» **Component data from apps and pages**
=======

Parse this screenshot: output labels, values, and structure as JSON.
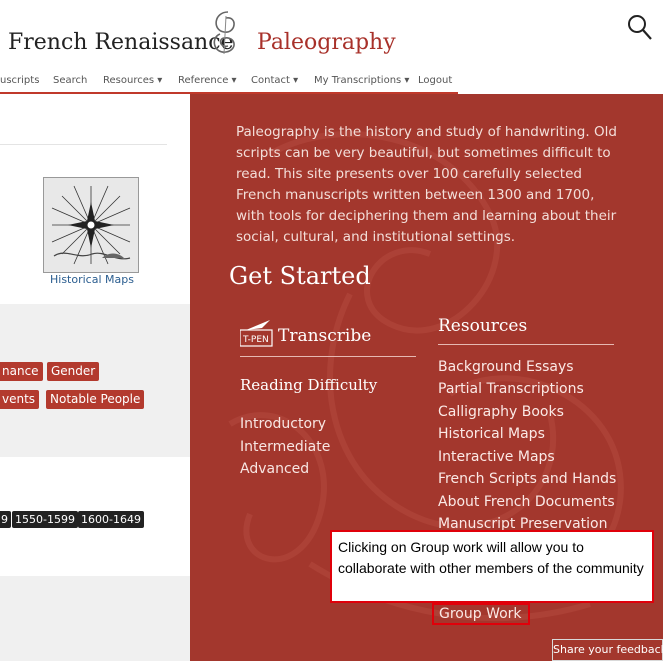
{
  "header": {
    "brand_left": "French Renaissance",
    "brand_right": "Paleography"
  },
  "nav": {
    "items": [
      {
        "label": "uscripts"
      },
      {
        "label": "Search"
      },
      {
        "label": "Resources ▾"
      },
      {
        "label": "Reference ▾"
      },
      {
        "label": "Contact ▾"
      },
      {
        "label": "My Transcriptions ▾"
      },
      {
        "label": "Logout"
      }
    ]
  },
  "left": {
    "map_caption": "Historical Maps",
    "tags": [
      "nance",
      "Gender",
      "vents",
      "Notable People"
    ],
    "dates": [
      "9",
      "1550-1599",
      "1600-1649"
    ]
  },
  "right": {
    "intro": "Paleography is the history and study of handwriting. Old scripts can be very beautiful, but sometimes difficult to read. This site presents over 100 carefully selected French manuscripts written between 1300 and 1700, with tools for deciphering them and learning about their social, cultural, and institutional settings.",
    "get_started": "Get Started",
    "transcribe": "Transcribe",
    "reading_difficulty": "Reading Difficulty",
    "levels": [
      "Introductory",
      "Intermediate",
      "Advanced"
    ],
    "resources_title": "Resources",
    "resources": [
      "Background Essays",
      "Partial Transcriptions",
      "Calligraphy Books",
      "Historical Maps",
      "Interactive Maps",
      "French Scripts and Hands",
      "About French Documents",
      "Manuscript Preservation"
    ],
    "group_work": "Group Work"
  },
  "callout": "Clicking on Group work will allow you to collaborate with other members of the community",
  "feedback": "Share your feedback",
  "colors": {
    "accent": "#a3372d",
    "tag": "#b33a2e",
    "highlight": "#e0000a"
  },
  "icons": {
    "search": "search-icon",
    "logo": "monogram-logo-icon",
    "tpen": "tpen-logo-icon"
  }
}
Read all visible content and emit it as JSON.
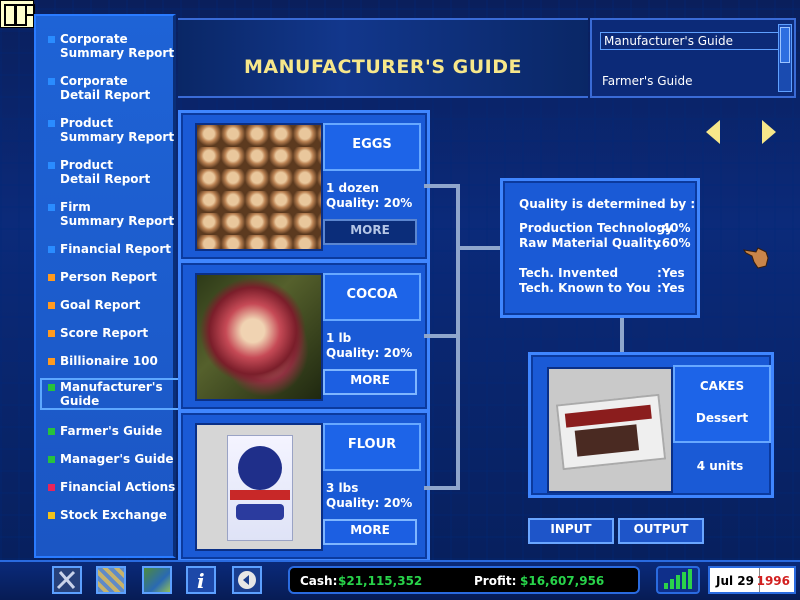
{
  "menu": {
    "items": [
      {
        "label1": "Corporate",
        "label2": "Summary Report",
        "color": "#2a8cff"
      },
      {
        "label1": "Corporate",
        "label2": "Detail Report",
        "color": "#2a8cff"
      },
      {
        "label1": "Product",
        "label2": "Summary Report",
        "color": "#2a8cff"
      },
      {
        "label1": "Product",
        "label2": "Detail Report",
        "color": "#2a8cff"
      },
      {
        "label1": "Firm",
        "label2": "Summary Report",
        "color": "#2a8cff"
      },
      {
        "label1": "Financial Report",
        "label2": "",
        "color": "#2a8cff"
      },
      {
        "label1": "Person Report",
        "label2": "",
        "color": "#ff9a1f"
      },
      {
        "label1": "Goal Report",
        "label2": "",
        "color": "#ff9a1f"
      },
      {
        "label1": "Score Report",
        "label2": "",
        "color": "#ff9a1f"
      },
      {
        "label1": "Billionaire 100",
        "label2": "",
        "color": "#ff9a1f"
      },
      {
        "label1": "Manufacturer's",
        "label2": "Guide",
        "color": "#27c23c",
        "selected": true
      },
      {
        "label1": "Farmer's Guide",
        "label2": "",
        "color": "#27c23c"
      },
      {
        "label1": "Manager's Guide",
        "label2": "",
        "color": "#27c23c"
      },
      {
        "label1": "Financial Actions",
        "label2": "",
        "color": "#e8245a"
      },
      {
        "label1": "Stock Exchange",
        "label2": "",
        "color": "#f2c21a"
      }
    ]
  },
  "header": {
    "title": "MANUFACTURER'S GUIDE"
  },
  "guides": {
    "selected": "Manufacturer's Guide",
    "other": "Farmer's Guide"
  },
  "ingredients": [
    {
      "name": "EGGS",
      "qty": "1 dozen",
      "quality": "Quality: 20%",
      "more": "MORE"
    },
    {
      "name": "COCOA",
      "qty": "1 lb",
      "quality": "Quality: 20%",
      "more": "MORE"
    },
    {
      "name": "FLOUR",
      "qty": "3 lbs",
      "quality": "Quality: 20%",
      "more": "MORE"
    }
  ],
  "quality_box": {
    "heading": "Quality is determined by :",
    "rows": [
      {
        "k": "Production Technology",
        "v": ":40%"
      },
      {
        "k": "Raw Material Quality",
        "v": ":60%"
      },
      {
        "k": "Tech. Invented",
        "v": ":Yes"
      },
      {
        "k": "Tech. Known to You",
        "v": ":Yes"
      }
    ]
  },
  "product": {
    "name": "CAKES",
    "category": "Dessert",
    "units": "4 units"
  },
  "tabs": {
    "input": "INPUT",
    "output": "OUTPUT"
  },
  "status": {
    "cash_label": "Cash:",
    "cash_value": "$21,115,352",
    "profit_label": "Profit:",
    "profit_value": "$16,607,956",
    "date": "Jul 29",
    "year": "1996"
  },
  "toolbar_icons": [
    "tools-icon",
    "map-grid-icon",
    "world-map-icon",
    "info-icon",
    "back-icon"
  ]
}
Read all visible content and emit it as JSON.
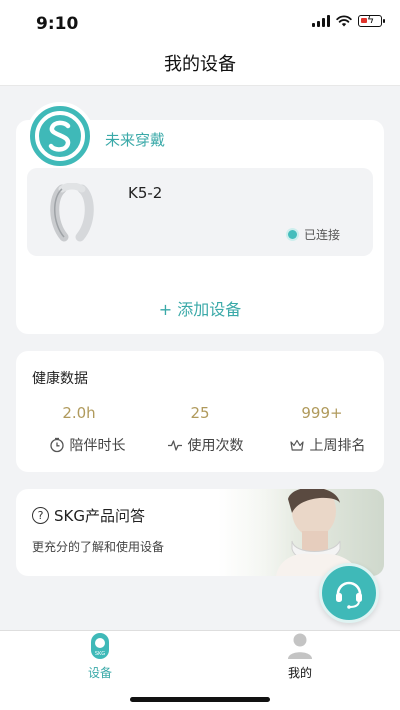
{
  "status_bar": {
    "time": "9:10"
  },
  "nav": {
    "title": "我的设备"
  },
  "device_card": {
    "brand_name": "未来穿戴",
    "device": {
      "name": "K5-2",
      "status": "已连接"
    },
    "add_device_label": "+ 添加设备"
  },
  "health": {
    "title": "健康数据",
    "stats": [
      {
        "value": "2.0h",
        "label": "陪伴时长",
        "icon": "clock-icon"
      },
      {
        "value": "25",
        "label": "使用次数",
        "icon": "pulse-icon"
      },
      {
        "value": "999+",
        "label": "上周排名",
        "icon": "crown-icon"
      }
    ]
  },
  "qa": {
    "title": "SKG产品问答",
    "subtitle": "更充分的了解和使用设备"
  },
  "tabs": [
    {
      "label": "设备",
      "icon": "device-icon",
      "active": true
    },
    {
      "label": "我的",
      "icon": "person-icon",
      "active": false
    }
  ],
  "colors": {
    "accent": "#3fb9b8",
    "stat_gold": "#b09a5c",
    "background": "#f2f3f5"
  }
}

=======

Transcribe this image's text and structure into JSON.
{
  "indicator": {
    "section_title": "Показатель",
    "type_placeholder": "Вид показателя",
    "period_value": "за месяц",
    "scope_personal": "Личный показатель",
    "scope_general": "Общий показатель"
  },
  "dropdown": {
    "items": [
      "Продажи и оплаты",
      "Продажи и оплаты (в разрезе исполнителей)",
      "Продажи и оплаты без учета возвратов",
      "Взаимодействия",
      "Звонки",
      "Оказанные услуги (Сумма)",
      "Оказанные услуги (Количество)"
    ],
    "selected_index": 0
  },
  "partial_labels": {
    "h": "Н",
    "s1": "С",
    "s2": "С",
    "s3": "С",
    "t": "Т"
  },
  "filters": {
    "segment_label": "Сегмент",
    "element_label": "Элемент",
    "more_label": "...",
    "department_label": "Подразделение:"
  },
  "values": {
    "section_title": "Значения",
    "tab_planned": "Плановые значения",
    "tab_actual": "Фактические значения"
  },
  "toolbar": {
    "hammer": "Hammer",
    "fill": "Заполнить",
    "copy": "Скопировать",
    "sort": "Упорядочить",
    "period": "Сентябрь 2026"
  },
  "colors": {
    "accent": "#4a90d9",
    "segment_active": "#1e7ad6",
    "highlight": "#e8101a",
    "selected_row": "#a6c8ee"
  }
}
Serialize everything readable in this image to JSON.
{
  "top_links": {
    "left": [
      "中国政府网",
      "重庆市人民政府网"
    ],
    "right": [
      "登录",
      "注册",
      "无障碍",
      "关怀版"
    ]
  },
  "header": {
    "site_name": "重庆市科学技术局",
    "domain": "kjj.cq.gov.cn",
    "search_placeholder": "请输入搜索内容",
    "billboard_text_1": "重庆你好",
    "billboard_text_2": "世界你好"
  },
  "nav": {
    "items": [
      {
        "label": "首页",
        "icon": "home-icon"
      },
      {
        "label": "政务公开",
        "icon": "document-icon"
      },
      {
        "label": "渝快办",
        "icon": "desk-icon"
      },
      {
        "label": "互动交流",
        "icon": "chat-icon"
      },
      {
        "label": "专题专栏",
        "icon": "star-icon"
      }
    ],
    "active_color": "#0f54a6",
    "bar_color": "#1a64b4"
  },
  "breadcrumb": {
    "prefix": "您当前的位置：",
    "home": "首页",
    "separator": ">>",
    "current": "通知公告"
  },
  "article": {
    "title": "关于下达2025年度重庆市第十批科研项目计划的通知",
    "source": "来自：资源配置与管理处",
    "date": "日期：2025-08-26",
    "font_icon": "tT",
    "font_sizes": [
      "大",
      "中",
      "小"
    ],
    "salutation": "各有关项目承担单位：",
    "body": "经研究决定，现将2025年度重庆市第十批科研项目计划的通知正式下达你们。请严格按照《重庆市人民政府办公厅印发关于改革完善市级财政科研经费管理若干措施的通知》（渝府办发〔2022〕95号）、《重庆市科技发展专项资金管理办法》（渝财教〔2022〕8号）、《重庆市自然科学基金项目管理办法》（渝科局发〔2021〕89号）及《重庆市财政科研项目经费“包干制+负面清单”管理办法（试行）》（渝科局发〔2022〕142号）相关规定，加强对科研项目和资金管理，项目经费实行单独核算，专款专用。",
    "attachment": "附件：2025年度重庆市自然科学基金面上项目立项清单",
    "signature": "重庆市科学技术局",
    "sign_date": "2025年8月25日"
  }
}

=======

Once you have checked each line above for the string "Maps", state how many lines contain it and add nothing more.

3